Task instructions -> Read the entries below and pull out each line with the string "this".
====
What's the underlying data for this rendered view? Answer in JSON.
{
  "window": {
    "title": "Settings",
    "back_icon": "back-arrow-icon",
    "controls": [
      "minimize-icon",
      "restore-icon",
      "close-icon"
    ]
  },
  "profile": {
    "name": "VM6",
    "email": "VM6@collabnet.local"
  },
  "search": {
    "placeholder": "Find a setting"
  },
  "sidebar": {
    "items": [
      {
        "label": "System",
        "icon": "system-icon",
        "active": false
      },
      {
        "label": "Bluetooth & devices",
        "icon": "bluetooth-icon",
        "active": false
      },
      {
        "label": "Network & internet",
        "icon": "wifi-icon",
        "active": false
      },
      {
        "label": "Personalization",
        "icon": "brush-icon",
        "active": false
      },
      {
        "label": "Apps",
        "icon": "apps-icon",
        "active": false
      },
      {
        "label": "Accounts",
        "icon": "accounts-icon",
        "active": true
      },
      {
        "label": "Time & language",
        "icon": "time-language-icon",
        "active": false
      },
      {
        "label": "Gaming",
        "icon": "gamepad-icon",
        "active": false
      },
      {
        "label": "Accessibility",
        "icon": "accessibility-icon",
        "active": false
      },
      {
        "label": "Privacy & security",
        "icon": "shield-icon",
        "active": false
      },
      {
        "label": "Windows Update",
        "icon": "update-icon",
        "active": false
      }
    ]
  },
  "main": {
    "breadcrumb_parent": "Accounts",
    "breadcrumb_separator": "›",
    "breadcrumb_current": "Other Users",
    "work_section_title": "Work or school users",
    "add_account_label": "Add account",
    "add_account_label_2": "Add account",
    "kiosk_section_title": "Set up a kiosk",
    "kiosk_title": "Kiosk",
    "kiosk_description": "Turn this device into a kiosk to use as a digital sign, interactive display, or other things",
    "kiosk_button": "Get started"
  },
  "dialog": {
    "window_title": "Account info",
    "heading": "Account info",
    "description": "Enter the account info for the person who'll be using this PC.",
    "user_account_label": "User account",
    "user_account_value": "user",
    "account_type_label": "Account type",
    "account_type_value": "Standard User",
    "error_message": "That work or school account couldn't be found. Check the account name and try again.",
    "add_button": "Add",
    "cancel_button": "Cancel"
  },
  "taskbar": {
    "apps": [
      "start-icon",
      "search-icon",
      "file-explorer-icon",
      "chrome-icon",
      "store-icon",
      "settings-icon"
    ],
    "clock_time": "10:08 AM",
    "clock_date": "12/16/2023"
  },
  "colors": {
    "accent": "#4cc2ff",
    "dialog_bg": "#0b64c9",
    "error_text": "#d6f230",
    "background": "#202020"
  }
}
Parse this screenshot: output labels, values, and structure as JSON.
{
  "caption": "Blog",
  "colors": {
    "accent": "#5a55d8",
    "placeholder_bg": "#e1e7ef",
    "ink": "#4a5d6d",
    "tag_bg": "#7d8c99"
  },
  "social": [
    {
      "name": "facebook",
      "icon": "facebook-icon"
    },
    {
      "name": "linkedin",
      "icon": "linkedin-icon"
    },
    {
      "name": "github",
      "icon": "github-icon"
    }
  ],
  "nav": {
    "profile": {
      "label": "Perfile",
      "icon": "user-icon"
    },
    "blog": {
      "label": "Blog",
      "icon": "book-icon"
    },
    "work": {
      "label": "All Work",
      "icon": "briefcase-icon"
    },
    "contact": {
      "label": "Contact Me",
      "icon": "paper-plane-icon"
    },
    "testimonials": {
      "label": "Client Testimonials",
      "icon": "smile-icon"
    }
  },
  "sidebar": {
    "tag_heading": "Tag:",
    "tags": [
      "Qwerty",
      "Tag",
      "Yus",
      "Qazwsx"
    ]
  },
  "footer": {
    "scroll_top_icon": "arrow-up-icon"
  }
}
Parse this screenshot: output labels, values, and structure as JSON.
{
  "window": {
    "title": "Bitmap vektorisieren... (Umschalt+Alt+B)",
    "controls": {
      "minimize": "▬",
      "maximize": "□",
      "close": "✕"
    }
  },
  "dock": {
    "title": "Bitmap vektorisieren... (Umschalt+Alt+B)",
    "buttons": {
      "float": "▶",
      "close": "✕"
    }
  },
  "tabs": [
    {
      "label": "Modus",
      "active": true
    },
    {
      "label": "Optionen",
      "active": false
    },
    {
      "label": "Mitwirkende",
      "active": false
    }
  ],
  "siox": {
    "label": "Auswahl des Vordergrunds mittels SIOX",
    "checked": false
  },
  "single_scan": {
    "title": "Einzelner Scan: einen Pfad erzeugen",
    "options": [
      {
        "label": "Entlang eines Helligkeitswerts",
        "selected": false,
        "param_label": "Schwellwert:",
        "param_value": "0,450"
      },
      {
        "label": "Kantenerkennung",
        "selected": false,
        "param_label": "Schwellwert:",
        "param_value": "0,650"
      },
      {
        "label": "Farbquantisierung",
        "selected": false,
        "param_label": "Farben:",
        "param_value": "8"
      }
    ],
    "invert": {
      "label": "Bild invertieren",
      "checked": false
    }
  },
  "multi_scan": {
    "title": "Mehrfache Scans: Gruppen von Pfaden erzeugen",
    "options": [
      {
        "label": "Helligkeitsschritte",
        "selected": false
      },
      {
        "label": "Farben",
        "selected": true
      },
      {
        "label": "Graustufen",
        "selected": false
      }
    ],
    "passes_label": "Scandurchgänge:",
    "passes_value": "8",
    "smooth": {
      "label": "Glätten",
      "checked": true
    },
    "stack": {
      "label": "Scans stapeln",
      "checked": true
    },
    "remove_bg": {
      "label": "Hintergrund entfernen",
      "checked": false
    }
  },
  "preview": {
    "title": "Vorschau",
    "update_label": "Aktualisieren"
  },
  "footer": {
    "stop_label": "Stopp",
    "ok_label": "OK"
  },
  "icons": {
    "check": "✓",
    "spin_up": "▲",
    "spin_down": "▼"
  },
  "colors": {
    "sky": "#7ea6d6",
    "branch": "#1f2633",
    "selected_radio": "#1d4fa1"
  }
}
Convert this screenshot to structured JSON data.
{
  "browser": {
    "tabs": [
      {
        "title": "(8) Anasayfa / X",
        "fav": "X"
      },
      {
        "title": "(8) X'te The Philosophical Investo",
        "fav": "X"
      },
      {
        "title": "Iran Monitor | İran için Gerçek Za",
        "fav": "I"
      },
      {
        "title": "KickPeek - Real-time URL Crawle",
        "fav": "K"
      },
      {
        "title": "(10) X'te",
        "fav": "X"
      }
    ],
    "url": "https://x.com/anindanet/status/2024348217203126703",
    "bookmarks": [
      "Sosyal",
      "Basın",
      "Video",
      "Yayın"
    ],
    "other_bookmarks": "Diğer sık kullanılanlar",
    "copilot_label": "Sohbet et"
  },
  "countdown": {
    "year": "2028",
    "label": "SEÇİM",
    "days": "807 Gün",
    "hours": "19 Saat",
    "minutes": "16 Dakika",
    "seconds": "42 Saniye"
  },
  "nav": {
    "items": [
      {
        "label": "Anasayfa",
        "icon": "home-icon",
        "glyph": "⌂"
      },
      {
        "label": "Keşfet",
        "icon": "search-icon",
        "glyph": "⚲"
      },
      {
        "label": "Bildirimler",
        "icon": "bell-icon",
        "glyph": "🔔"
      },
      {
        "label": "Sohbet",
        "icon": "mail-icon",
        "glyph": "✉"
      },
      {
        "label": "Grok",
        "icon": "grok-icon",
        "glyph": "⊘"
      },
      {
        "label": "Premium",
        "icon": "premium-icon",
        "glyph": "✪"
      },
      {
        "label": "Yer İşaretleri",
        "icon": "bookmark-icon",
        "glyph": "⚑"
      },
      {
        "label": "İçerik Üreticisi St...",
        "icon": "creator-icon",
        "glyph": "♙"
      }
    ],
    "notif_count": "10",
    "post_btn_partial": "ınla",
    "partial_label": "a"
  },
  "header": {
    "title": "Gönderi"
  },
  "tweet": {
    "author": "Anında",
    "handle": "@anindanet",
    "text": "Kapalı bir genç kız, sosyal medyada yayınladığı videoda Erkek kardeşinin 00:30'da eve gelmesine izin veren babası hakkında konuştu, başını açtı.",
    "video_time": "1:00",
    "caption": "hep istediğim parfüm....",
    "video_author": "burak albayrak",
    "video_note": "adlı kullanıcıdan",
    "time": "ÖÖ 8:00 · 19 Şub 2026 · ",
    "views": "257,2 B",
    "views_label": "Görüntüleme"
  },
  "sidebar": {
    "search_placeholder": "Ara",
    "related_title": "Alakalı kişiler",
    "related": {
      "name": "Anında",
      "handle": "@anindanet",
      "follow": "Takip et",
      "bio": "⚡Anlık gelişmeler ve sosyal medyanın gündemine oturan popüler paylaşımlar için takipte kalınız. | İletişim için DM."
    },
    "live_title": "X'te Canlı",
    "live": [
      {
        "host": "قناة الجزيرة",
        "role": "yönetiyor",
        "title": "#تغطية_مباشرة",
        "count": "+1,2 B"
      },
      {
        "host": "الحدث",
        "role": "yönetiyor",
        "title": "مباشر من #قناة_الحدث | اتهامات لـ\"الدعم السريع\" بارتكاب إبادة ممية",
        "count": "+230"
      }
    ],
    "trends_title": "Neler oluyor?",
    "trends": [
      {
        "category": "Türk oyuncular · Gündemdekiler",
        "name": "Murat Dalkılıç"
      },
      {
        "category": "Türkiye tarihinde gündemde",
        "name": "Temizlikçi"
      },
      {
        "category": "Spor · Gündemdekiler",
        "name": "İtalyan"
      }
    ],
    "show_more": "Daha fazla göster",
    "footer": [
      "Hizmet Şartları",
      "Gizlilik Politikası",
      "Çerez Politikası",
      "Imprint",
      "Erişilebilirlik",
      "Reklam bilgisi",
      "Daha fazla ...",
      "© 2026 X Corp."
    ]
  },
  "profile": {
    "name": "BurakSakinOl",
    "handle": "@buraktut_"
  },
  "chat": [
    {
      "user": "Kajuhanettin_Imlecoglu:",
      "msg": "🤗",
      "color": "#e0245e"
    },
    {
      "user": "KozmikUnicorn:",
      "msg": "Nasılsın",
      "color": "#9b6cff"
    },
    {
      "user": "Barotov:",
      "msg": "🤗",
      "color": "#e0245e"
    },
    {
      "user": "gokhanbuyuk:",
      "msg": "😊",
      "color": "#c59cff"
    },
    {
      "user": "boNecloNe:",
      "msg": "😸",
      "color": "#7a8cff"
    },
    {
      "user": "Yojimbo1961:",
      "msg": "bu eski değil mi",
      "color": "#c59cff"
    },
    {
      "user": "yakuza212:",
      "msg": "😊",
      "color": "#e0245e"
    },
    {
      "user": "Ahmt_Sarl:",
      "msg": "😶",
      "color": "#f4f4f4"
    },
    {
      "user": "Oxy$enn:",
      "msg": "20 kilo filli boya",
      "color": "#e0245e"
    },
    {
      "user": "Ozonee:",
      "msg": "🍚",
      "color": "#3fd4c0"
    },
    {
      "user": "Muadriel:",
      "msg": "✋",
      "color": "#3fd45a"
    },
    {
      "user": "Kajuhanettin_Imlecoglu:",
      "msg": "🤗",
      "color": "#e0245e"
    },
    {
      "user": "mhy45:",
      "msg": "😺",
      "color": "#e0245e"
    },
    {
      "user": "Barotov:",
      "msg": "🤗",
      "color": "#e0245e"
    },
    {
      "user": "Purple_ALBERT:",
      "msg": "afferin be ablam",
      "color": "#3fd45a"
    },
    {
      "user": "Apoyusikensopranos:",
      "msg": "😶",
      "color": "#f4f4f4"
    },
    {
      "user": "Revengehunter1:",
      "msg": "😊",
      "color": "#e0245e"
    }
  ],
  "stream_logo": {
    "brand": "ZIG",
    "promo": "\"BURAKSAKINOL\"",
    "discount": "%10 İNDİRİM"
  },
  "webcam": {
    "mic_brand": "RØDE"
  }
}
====
Finished exercise ->
What's the underlying data for this rendered view? Answer in JSON.
    "kiosk_description": "Turn this device into a kiosk to use as a digital sign, interactive display, or other things",
    "description": "Enter the account info for the person who'll be using this PC.",
Parse this screenshot: output labels, values, and structure as JSON.
Parse this screenshot: output labels, values, and structure as JSON.
Convert this screenshot to structured JSON data.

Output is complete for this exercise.